Reflections on Voting: Making Sense of Your Own Democratic Power in Rural America
In recognition of the 50th Anniversary of the 26th Amendment as another landmark piece of Civil Rights legislation, the Rural Youth Catalyst Project is excited to partner with CIRCLE’s Youth Expertise Series: Fulfilling the Promise to offer the voices and perspectives of rural young people.
We start this week with a post from southwest Virginia native Frankie Edwards, who was selected as a 2020 delegate to the Rural Assembly Youth Summit.
We’re also hosting a livestream discussion with Circle on Nov. 17. Register and join us.
By Frankie Edwards
When I was a kid, it always felt ceremonious when my parents would take me with them to their polling location, which happened to be my elementary school’s gymnasium. My former elementary school is within the Blue Ridge Mountains in a town called Snowville. Before my parents would head off to their 9 to 5 jobs, it was convenient for me to tag along and watch them cast their votes.
I proudly stood beside them as they proved their identity and stared in awe as their ballots were handed to them. As we would walk to one of the several tiny booths, I would watch as a continuous stream of adults flowed in and out of the gymnasium.
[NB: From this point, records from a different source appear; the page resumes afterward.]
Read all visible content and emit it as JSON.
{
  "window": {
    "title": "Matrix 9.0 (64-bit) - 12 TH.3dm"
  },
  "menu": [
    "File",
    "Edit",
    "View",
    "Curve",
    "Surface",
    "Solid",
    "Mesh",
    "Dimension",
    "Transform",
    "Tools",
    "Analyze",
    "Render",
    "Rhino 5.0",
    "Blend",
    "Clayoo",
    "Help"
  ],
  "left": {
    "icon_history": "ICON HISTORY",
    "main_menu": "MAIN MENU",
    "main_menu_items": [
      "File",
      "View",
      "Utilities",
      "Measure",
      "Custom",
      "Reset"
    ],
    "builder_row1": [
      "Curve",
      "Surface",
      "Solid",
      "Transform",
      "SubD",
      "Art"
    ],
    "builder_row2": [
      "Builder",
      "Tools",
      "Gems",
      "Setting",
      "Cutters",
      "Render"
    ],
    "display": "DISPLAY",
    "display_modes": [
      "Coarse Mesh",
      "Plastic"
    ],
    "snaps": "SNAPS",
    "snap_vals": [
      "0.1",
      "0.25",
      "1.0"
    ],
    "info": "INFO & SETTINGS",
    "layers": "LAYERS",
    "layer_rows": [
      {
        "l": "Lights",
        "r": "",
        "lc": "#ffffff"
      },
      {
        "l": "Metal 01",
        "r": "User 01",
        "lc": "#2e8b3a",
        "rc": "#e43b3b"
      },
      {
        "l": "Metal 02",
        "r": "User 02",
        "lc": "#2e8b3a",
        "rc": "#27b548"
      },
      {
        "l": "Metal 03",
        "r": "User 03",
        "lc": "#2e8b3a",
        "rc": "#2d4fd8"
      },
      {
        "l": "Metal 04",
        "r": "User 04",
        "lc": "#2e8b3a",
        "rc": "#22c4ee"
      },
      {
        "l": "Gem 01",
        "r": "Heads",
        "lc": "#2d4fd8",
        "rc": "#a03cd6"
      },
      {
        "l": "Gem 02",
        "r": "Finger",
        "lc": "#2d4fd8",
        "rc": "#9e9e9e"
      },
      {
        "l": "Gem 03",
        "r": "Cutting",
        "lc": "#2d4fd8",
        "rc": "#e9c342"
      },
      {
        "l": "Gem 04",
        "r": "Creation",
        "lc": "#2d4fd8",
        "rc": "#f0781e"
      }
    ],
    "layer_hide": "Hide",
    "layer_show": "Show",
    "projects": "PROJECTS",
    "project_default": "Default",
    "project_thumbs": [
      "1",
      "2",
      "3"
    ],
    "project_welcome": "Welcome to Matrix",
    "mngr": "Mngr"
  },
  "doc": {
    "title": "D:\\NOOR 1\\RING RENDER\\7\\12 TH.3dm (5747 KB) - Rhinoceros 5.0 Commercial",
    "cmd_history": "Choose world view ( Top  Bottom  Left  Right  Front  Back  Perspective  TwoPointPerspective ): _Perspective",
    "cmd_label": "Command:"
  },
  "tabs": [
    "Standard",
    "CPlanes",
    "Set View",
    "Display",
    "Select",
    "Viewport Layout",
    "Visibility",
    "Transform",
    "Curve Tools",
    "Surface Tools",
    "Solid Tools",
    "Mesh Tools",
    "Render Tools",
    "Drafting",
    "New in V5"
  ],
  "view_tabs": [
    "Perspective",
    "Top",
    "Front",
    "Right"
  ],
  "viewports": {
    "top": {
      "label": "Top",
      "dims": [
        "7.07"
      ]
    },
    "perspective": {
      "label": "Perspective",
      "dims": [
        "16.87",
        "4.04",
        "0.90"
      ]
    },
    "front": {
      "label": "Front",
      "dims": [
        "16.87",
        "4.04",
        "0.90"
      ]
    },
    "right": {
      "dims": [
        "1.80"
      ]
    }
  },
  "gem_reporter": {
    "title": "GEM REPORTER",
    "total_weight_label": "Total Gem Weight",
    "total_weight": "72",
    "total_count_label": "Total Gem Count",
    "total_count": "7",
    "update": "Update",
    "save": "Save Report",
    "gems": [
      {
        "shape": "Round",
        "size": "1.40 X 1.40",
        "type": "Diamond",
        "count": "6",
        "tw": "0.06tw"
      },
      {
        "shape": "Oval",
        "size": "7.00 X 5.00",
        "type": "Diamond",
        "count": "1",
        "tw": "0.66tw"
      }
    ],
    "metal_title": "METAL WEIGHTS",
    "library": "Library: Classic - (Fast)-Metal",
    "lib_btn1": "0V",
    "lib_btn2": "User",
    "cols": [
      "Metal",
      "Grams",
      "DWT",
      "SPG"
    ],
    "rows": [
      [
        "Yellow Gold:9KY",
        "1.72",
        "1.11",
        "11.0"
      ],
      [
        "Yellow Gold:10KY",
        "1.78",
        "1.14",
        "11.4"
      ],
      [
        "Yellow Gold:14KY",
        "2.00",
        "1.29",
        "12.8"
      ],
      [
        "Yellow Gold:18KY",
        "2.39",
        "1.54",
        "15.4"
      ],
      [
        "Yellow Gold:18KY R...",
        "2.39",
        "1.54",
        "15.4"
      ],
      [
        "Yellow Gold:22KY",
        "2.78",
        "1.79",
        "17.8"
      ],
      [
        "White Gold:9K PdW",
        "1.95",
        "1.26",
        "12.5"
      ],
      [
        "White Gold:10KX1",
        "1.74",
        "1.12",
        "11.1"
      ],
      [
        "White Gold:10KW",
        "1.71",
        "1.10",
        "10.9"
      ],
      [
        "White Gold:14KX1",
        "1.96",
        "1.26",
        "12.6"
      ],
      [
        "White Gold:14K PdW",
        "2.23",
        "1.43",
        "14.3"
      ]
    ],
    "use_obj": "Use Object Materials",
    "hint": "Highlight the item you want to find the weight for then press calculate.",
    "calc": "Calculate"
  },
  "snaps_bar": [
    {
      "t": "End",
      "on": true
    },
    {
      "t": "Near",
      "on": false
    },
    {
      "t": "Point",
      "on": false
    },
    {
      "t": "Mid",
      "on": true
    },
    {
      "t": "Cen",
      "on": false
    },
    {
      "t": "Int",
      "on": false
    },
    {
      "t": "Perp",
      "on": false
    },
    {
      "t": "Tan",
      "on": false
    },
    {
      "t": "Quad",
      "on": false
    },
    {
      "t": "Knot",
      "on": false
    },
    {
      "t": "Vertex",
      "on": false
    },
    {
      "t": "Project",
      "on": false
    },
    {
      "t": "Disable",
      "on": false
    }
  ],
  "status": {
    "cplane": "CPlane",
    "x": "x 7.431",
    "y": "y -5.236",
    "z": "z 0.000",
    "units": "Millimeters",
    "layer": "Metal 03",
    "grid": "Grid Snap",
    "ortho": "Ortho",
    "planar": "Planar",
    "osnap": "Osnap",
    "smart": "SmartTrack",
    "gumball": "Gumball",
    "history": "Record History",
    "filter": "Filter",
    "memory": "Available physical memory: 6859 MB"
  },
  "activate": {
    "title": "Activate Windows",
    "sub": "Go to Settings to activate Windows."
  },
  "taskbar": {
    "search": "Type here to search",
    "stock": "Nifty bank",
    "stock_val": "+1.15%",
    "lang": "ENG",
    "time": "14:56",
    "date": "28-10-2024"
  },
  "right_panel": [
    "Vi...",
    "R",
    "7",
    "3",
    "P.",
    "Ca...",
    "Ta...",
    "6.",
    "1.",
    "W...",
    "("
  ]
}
Democracy filled the hearts and minds of everyone in those early morning hours on election days.
In 2008, I was thirteen years old, but still paid close attention to the Presidential election between former Senator Barack Obama and the late Senator John McCain. I remember the iconic “Yes We Can” chants echoing throughout the crowds that would gather for Barack Obama’s speeches. When it was certified that Barack Obama would become the President-Elect and eventual 44th President of the United States, I was truly inspired by the democratic process that led up to this moment in our nation’s history. This election was made possible by the continuous fight for democracy and depended on the 15th, 19th, 24th, and the 26th Constitutional Amendments.
Another major democratic moment that happened in my youth was in the summer of 2015, when the U.S. Supreme Court struck down all state bans on same-sex marriage. Obergefell v. Hodges is one of many important landmark rulings that took far too long. However, after that critical victory for the LGBTQ+ community, I finally felt free to come out as the gay man I hid on the inside. The votes of the American people indirectly led to this moment in our history. I will be forever grateful to the democratic structure of our nation that led to this equality.
My commitment to performing my civic duty was strengthened by watching my parents cast their votes in several elections. Parents can have a significant impact on their children’s view of our democracy. Thus, there is a need for parents to engage their children in elections. My parents created a sense of wonder in elections for me. Now, as a young adult, I still get excited about going to my polling location on election days. It is the one time a year that I can directly affect democracy. That is a powerful feeling for me.
Unfortunately, I think that young adults in rural communities have a challenging time making sense of their own democratic power. The governance in rural communities tends to fall in the hands of a select few, which oftentimes tend to be elderly individuals (60 years and older). This form of governance is referred to as a gerontocracy. In fact, the United States federal government can be seen as a gerontocracy. With the continued governance and re-election of older generations, younger generations are not given the chance to redirect our democratic fate.
One of the benefits of social media is that it can easily be used to engage young eligible voters. I am by no means a social media expert (in fact I do not have TikTok…gasp!). However, as a young adult who often uses Instagram, Twitter, Snapchat, and Facebook, I can still see the impact social media has on the dissemination of election information. However, it is easy for misinformation to quickly spread on social media. This is one of the major downsides of social media. People, especially young people, can craft their social media feed to show them only what they want (factual or not).
All youth votes matter. It is hard to say what future American elections are going to look like. If the past two presidential elections have been any sign, our country is in for a bumpy ride. Younger generations are going to experience the long-term effects of future election outcomes, whether that is the effects from climate change or future pandemics. It is more important, now than ever, to stay informed on upcoming elections, and to use what sometimes feels like our last democratic power: vote.
The Rural Youth Catalyst Project is an independent working group aligned with the Rural Assembly. Working nationally, the Rural Youth Catalyst Project aims to strengthen and create opportunities that allow rural and Native youth to realize their hopes and dreams while remaining in or returning to their communities.
Collaborate with us: For additional information about the Rural Youth Catalyst Project or to collaborate with us please contact Kim Phinney and Kathy Moxon. Kim can be reached at firstname.lastname@example.org and 802-922-2274. You’ll find Kathy at email@example.com and 707-498-9502.